[WHAT YOU NEED TO DO]
Return exactly the span of lines in the following data that opens with the line containing "Extract the structured" and closes with the line containing "Transcribe this image's". Include nothing else.

[Interface dataset entries]
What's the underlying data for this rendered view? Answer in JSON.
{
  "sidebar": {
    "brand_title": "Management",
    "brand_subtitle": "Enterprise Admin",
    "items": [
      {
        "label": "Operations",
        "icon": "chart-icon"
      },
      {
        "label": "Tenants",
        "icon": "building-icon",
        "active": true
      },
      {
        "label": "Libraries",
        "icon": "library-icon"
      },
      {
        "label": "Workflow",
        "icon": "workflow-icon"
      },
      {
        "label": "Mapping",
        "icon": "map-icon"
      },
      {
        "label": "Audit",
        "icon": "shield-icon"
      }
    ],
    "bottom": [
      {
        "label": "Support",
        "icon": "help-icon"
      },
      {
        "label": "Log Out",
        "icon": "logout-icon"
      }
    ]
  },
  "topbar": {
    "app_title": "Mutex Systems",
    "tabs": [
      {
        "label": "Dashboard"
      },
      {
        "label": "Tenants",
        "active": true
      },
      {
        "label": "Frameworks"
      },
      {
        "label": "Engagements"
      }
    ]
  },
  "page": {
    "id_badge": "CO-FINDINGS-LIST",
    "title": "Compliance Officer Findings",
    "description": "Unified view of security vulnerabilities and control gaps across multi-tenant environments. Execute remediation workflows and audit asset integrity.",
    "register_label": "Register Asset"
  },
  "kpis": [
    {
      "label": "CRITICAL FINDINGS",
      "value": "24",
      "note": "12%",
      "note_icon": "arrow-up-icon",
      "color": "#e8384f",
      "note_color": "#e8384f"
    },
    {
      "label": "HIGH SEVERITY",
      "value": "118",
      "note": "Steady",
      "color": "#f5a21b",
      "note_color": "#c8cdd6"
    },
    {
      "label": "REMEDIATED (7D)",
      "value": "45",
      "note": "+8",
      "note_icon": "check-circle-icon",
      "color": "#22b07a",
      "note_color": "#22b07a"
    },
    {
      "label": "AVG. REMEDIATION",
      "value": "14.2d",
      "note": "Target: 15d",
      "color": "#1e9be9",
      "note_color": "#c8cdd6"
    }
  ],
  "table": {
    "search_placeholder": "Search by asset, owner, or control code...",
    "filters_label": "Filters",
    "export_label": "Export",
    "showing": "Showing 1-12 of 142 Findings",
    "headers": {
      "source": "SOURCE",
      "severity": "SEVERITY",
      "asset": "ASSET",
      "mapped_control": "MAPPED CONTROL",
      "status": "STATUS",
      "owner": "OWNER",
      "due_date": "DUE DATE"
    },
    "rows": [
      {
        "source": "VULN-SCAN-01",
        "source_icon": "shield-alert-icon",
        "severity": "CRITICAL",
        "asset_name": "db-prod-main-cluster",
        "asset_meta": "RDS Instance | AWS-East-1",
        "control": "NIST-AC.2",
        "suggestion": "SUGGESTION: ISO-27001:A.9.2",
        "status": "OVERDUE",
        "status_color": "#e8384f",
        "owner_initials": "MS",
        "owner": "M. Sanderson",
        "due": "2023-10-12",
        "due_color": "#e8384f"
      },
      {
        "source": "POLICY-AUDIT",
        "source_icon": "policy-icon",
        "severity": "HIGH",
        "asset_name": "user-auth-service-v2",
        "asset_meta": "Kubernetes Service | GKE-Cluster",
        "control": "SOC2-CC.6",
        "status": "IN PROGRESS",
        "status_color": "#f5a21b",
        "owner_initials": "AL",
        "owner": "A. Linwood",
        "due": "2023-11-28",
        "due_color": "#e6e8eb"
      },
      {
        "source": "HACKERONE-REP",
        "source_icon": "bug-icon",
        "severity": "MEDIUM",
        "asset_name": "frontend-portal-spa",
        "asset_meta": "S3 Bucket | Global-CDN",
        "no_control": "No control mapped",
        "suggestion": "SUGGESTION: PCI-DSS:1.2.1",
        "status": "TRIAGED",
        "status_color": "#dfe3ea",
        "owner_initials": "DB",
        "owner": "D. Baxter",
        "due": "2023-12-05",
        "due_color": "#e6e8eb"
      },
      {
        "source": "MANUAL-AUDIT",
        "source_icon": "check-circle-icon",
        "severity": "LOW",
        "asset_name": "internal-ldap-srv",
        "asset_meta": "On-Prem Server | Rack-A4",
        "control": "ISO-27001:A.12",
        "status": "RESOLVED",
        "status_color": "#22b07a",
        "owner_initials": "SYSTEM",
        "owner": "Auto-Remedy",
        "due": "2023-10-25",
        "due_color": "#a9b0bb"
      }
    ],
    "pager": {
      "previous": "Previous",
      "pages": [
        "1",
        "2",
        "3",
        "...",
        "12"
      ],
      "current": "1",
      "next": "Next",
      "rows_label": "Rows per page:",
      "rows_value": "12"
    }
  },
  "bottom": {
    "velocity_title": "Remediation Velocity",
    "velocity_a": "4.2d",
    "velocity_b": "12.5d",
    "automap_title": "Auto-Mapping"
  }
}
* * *
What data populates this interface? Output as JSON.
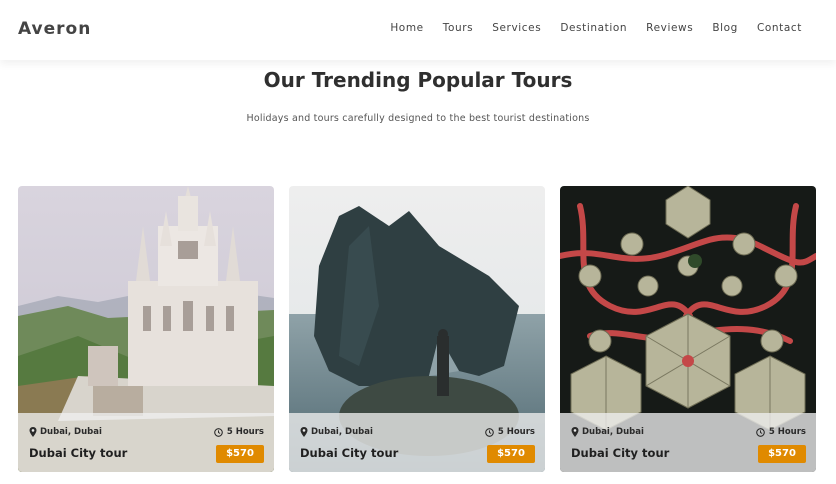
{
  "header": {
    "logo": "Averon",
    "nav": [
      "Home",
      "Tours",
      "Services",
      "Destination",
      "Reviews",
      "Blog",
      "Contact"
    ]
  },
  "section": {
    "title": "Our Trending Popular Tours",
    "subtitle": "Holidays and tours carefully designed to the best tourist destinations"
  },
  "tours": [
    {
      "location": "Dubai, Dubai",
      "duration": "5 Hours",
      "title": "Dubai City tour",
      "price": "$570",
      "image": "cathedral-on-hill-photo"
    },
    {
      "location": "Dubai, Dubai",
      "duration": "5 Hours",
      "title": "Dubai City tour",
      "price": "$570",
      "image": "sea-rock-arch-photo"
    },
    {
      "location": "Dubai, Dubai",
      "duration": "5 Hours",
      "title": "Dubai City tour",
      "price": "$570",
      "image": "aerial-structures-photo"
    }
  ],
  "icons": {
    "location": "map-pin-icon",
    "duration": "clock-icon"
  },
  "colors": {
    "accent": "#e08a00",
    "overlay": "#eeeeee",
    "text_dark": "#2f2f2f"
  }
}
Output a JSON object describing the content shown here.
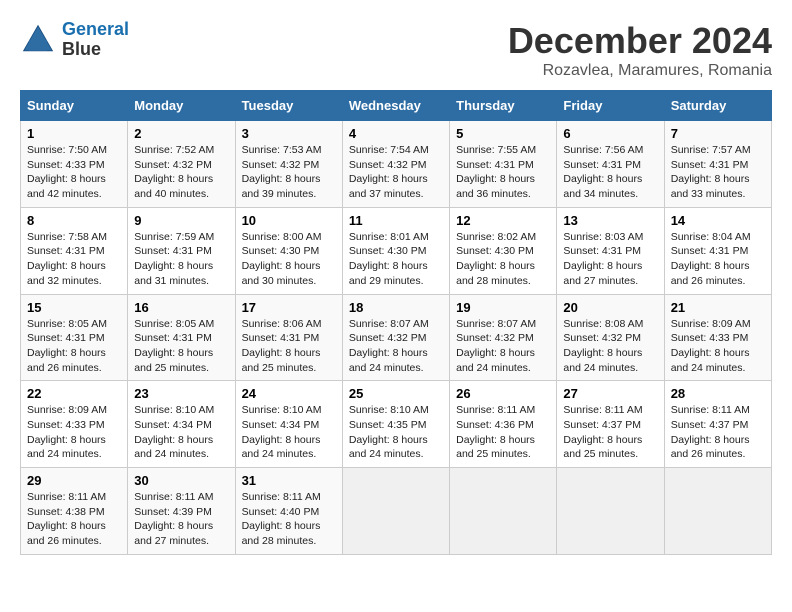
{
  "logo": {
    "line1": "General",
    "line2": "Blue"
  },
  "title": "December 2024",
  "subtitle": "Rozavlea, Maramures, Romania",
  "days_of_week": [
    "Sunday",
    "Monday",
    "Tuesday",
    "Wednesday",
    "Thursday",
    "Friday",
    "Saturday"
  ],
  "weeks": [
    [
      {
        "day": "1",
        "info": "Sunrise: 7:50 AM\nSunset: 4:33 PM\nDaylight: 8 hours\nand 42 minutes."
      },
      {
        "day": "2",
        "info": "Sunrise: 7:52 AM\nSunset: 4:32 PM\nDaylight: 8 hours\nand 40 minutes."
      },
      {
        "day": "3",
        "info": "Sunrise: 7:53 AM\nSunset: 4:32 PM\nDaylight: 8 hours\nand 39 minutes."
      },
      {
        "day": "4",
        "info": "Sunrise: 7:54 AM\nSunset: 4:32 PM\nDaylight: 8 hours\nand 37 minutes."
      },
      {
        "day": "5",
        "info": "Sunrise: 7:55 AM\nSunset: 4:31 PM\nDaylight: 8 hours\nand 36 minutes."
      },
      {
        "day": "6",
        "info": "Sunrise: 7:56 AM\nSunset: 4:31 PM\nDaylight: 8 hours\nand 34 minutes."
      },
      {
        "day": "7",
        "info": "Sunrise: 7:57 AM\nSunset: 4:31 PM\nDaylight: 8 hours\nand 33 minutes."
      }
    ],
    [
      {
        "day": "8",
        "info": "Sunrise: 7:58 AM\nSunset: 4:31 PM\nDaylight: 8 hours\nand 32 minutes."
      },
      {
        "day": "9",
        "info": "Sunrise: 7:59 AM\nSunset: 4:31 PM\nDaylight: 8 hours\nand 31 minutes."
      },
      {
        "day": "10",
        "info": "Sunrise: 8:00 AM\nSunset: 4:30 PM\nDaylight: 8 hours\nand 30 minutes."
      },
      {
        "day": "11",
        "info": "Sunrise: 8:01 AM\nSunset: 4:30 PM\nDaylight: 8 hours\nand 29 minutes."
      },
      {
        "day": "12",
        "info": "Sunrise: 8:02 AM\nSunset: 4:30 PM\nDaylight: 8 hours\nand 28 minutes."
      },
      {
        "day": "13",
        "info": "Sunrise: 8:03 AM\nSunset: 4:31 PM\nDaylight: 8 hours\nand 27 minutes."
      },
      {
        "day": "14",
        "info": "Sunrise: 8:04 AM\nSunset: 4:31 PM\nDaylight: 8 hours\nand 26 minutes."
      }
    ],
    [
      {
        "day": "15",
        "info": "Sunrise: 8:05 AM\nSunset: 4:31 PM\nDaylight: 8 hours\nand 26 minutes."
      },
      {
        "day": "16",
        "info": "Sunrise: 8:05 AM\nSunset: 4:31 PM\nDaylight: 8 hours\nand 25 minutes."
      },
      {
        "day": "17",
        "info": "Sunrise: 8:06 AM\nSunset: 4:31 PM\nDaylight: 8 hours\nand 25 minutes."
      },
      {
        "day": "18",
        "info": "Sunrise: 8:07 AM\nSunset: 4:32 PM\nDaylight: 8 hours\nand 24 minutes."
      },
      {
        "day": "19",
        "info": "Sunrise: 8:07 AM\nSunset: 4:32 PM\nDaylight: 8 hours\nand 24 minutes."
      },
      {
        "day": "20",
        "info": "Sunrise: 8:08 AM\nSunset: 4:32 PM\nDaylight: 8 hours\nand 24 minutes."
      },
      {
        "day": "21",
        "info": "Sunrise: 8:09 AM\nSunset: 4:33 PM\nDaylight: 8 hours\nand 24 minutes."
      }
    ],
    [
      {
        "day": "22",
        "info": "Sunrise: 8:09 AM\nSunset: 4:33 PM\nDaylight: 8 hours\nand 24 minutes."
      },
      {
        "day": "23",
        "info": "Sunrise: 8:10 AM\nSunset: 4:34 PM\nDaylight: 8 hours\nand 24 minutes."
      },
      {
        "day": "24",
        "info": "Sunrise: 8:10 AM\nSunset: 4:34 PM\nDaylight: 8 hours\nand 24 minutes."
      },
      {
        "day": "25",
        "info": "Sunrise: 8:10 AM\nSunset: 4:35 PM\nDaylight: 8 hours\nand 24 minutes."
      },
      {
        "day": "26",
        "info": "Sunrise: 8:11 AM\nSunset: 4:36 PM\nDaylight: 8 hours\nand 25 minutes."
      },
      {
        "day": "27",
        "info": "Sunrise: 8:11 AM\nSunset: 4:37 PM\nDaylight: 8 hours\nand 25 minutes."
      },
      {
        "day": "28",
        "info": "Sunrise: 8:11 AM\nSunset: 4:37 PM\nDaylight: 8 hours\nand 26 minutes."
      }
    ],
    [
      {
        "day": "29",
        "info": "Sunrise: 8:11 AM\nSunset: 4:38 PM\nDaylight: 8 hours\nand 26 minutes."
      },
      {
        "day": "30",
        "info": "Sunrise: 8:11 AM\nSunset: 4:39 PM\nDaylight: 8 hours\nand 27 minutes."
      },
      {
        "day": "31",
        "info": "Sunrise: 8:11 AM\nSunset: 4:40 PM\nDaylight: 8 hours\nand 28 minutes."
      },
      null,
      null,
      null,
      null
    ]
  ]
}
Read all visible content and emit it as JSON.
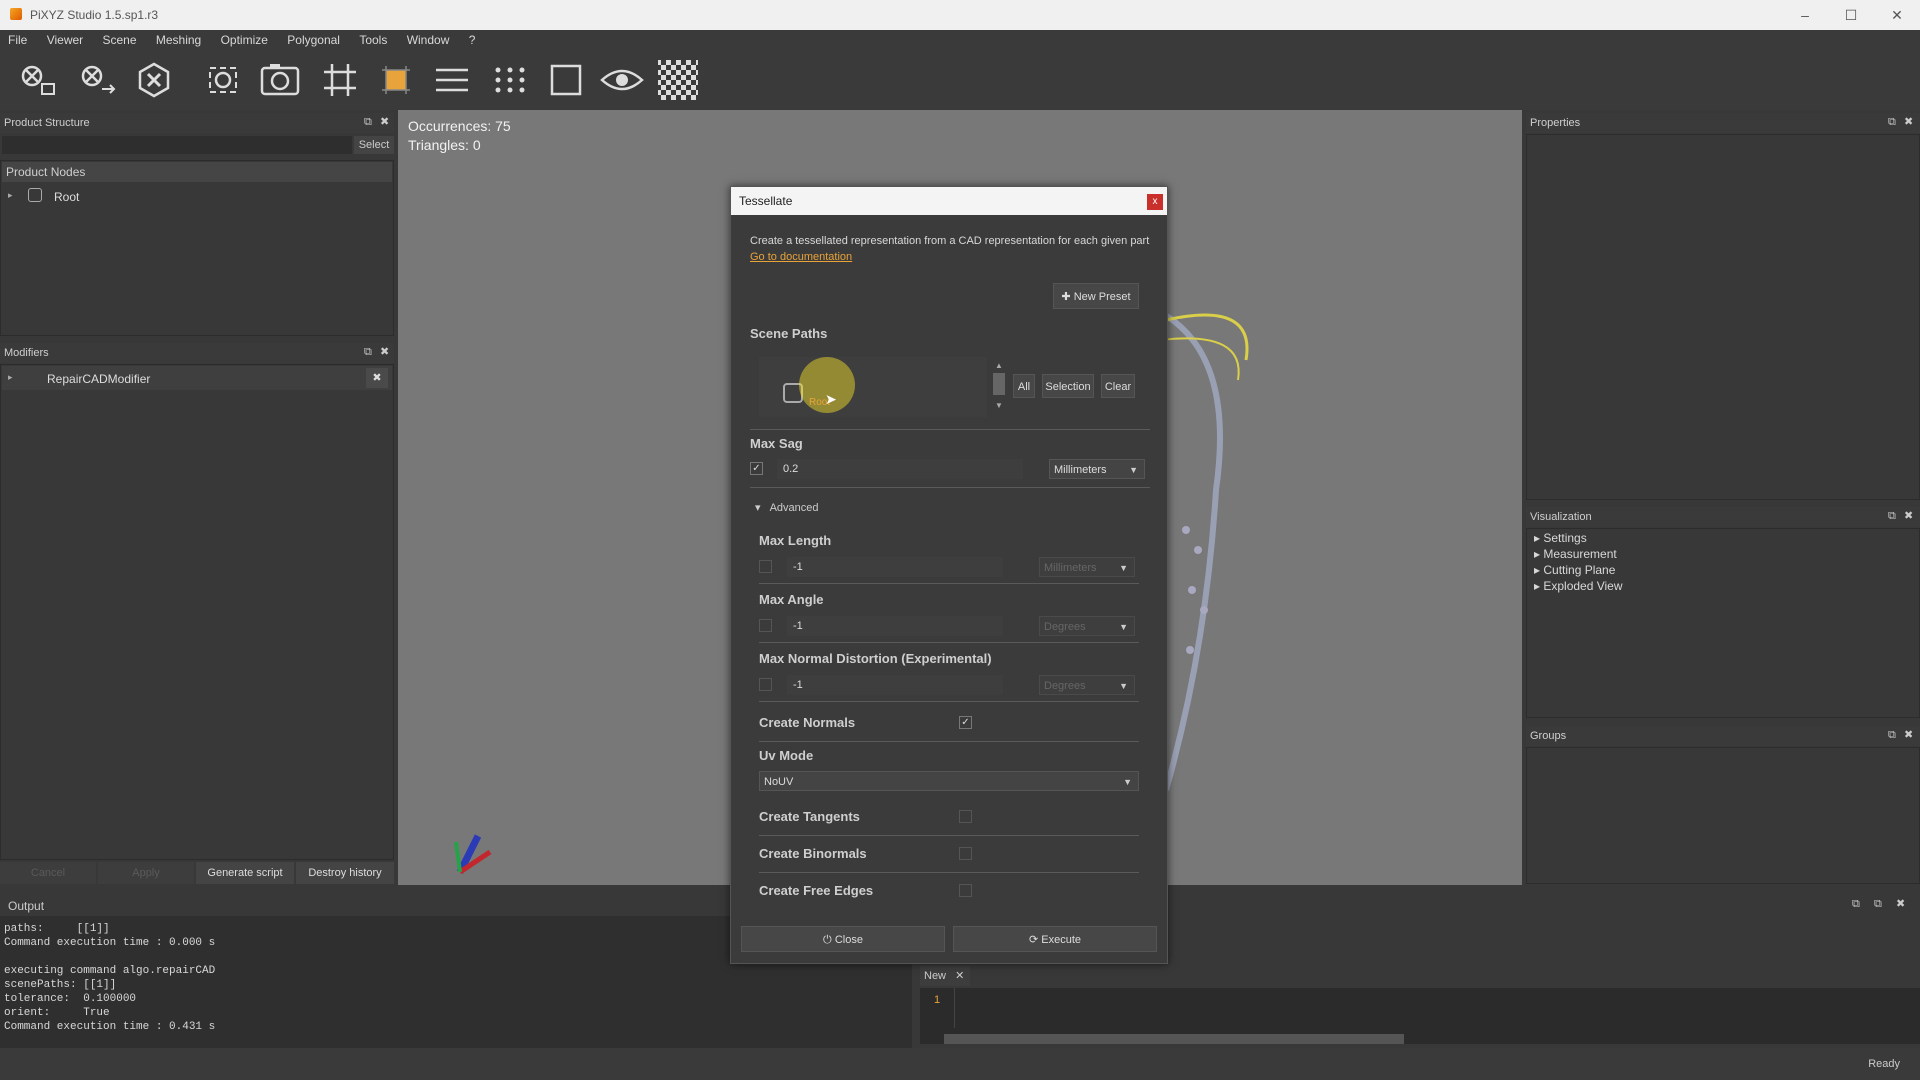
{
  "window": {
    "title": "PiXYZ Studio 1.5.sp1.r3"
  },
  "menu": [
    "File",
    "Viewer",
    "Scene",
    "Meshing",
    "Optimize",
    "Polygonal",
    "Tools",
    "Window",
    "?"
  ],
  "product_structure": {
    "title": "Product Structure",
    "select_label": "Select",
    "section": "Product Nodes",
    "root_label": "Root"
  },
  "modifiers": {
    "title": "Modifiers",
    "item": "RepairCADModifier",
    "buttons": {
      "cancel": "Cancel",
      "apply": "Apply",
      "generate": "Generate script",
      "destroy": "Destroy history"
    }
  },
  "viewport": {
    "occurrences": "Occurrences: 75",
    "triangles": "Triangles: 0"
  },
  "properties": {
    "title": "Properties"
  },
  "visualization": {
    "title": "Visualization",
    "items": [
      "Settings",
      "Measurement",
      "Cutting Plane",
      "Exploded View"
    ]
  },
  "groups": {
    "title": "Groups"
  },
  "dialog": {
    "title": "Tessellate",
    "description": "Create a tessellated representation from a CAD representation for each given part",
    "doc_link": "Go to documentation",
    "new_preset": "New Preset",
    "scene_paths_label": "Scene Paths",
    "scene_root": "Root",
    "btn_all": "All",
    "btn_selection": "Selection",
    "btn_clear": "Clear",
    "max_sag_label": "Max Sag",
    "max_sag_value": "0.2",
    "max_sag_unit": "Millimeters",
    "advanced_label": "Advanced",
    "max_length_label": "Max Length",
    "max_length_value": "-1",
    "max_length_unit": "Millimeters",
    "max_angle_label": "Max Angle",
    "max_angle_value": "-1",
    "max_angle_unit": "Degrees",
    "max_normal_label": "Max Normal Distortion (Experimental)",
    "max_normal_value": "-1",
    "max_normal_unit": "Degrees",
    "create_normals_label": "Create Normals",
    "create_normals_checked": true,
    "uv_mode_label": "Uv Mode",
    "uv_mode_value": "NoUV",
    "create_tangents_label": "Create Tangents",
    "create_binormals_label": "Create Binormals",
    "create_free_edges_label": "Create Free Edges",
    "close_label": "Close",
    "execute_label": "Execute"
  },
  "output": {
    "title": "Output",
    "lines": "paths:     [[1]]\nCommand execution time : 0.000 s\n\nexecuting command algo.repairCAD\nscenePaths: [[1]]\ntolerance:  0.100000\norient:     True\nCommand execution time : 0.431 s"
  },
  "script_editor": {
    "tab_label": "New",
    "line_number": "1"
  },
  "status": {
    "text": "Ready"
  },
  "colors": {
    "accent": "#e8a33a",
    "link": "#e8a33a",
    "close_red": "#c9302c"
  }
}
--
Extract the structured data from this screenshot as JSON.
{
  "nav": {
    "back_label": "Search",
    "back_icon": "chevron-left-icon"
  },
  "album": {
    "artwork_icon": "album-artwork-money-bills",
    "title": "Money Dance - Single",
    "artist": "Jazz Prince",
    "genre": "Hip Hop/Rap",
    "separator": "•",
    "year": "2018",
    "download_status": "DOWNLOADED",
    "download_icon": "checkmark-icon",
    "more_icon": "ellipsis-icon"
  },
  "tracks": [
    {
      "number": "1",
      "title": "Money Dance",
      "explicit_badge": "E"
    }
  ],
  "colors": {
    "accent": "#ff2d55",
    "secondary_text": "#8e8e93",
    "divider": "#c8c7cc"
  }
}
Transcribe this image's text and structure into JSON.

[YOUR SOLUTION]
Extract the structured data from this screenshot as JSON.
{
  "nav": {
    "back_label": "Search",
    "back_icon": "chevron-left-icon"
  },
  "album": {
    "artwork_icon": "album-artwork-money-bills",
    "title": "Money Dance - Single",
    "artist": "Jazz Prince",
    "genre": "Hip Hop/Rap",
    "separator": "•",
    "year": "2018",
    "download_status": "DOWNLOADED",
    "download_icon": "checkmark-icon",
    "more_icon": "ellipsis-icon"
  },
  "tracks": [
    {
      "number": "1",
      "title": "Money Dance",
      "explicit_badge": "E"
    }
  ],
  "colors": {
    "accent": "#ff2d55",
    "secondary_text": "#8e8e93",
    "divider": "#c8c7cc"
  }
}
Transcribe this image's text and structure into JSON.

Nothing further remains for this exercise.